** Data for review follows **

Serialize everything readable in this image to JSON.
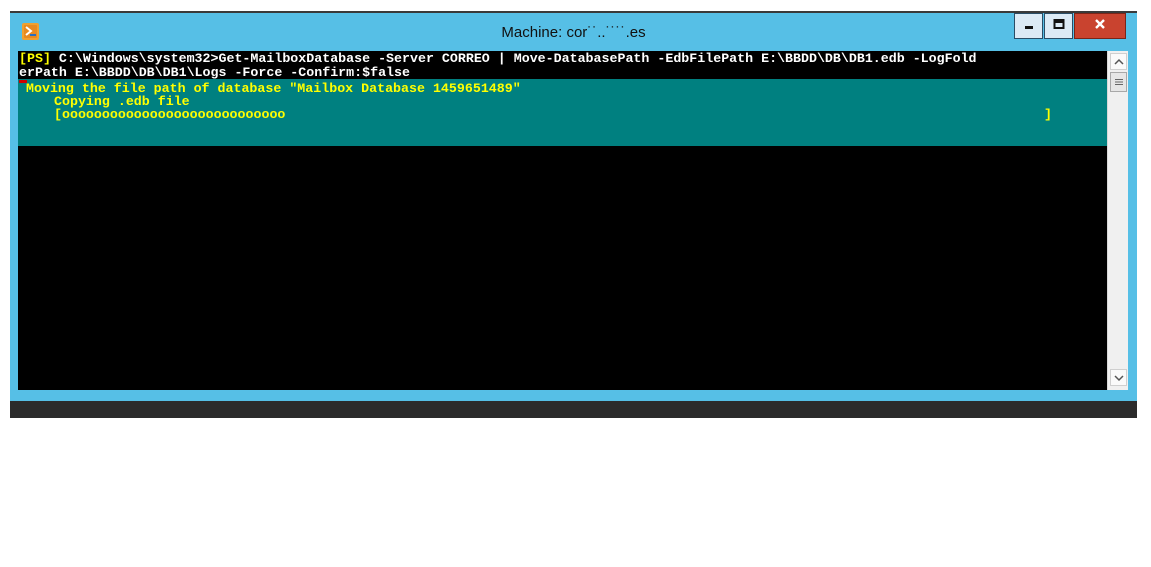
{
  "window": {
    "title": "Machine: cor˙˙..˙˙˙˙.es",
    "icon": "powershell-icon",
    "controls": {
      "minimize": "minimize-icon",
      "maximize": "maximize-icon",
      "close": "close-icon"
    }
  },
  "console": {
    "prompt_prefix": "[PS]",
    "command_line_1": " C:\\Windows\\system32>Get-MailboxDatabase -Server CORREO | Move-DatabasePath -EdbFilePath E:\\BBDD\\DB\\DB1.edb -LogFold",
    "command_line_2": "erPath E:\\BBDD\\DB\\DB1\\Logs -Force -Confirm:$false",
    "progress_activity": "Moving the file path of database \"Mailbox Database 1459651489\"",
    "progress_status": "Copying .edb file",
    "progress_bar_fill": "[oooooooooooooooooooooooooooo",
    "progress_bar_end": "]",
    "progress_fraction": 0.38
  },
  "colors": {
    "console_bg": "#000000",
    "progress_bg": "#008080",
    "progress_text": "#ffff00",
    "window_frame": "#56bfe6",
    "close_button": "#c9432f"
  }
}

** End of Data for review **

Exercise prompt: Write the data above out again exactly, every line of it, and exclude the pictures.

Expected answer:
Serialize everything readable in this image to JSON.
{
  "window": {
    "title": "Machine: cor˙˙..˙˙˙˙.es",
    "icon": "powershell-icon",
    "controls": {
      "minimize": "minimize-icon",
      "maximize": "maximize-icon",
      "close": "close-icon"
    }
  },
  "console": {
    "prompt_prefix": "[PS]",
    "command_line_1": " C:\\Windows\\system32>Get-MailboxDatabase -Server CORREO | Move-DatabasePath -EdbFilePath E:\\BBDD\\DB\\DB1.edb -LogFold",
    "command_line_2": "erPath E:\\BBDD\\DB\\DB1\\Logs -Force -Confirm:$false",
    "progress_activity": "Moving the file path of database \"Mailbox Database 1459651489\"",
    "progress_status": "Copying .edb file",
    "progress_bar_fill": "[oooooooooooooooooooooooooooo",
    "progress_bar_end": "]",
    "progress_fraction": 0.38
  },
  "colors": {
    "console_bg": "#000000",
    "progress_bg": "#008080",
    "progress_text": "#ffff00",
    "window_frame": "#56bfe6",
    "close_button": "#c9432f"
  }
}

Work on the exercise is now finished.